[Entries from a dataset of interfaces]
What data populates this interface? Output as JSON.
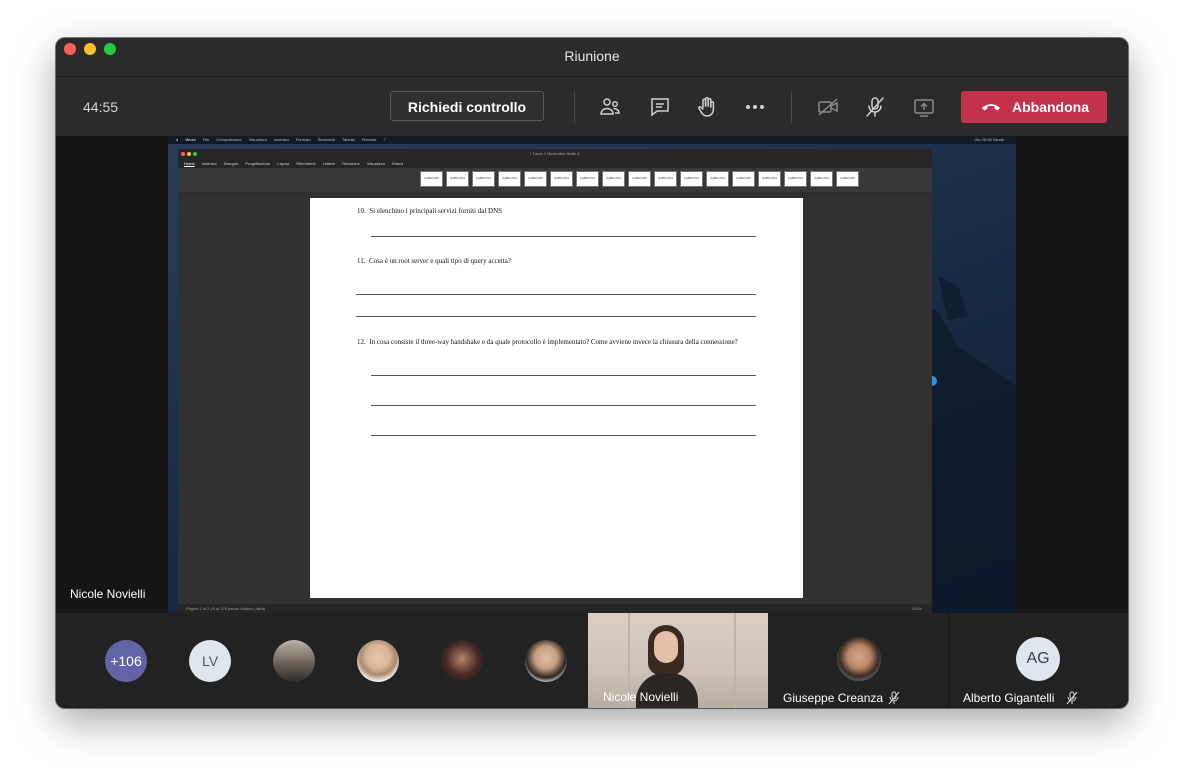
{
  "window": {
    "title": "Riunione"
  },
  "toolbar": {
    "timer": "44:55",
    "request_control_label": "Richiedi controllo",
    "leave_label": "Abbandona",
    "leave_color": "#c4314b",
    "icons": [
      "participants-icon",
      "chat-icon",
      "raise-hand-icon",
      "more-icon",
      "camera-off-icon",
      "mic-off-icon",
      "share-tray-icon"
    ]
  },
  "shared_screen": {
    "presenter": "Nicole Novielli",
    "mac_menubar": {
      "items": [
        "Word",
        "File",
        "Composizione",
        "Visualizza",
        "Inserisci",
        "Formato",
        "Strumenti",
        "Tabella",
        "Finestra",
        "?"
      ],
      "clock": "Gio 16:45  Nicole"
    },
    "word": {
      "document_title": "I Turno // Novembre finale A",
      "tabs": [
        "Home",
        "Inserisci",
        "Disegno",
        "Progettazione",
        "Layout",
        "Riferimenti",
        "Lettere",
        "Revisione",
        "Visualizza",
        "Dimmi"
      ],
      "style_gallery": [
        "AaBbCcDd",
        "AaBbCcDd",
        "AaBbCcDd",
        "AaBbCcDd",
        "AaBbCcDd",
        "AaBbCcDd",
        "AaBbCcDd",
        "AaBbCcDd",
        "AaBbCcDd",
        "AaBbCcDd",
        "AaBbCcDd",
        "AaBbCcDd",
        "AaBbCcDd",
        "AaBbCcDd",
        "AaBbCcDd",
        "AaBbCcDd",
        "AaBbCcDd"
      ],
      "statusbar_left": "Pagina 2 di 2   29 di 376 parole   Italiano (Italia)",
      "statusbar_right": "100%",
      "questions": [
        {
          "number": "10.",
          "text": "Si elenchino i principali servizi forniti dal DNS"
        },
        {
          "number": "11.",
          "text": "Cosa è un root server e quali tipo di query accetta?"
        },
        {
          "number": "12.",
          "text": "In cosa consiste il three-way handshake e da quale protocollo è implementato? Come avviene invece la chiusura della connessione?"
        }
      ]
    }
  },
  "participants": {
    "overflow_count": "+106",
    "overflow_color": "#6264a7",
    "initials_lv": "LV",
    "initials_ag": "AG",
    "video_tiles": [
      {
        "name": "Nicole Novielli"
      },
      {
        "name": "Giuseppe Creanza",
        "muted": true
      },
      {
        "name": "Alberto Gigantelli",
        "muted": true
      }
    ]
  }
}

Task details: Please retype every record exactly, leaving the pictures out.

Task output:
What data populates this interface? Output as JSON.
{
  "window": {
    "title": "Riunione"
  },
  "toolbar": {
    "timer": "44:55",
    "request_control_label": "Richiedi controllo",
    "leave_label": "Abbandona",
    "leave_color": "#c4314b",
    "icons": [
      "participants-icon",
      "chat-icon",
      "raise-hand-icon",
      "more-icon",
      "camera-off-icon",
      "mic-off-icon",
      "share-tray-icon"
    ]
  },
  "shared_screen": {
    "presenter": "Nicole Novielli",
    "mac_menubar": {
      "items": [
        "Word",
        "File",
        "Composizione",
        "Visualizza",
        "Inserisci",
        "Formato",
        "Strumenti",
        "Tabella",
        "Finestra",
        "?"
      ],
      "clock": "Gio 16:45  Nicole"
    },
    "word": {
      "document_title": "I Turno // Novembre finale A",
      "tabs": [
        "Home",
        "Inserisci",
        "Disegno",
        "Progettazione",
        "Layout",
        "Riferimenti",
        "Lettere",
        "Revisione",
        "Visualizza",
        "Dimmi"
      ],
      "style_gallery": [
        "AaBbCcDd",
        "AaBbCcDd",
        "AaBbCcDd",
        "AaBbCcDd",
        "AaBbCcDd",
        "AaBbCcDd",
        "AaBbCcDd",
        "AaBbCcDd",
        "AaBbCcDd",
        "AaBbCcDd",
        "AaBbCcDd",
        "AaBbCcDd",
        "AaBbCcDd",
        "AaBbCcDd",
        "AaBbCcDd",
        "AaBbCcDd",
        "AaBbCcDd"
      ],
      "statusbar_left": "Pagina 2 di 2   29 di 376 parole   Italiano (Italia)",
      "statusbar_right": "100%",
      "questions": [
        {
          "number": "10.",
          "text": "Si elenchino i principali servizi forniti dal DNS"
        },
        {
          "number": "11.",
          "text": "Cosa è un root server e quali tipo di query accetta?"
        },
        {
          "number": "12.",
          "text": "In cosa consiste il three-way handshake e da quale protocollo è implementato? Come avviene invece la chiusura della connessione?"
        }
      ]
    }
  },
  "participants": {
    "overflow_count": "+106",
    "overflow_color": "#6264a7",
    "initials_lv": "LV",
    "initials_ag": "AG",
    "video_tiles": [
      {
        "name": "Nicole Novielli"
      },
      {
        "name": "Giuseppe Creanza",
        "muted": true
      },
      {
        "name": "Alberto Gigantelli",
        "muted": true
      }
    ]
  }
}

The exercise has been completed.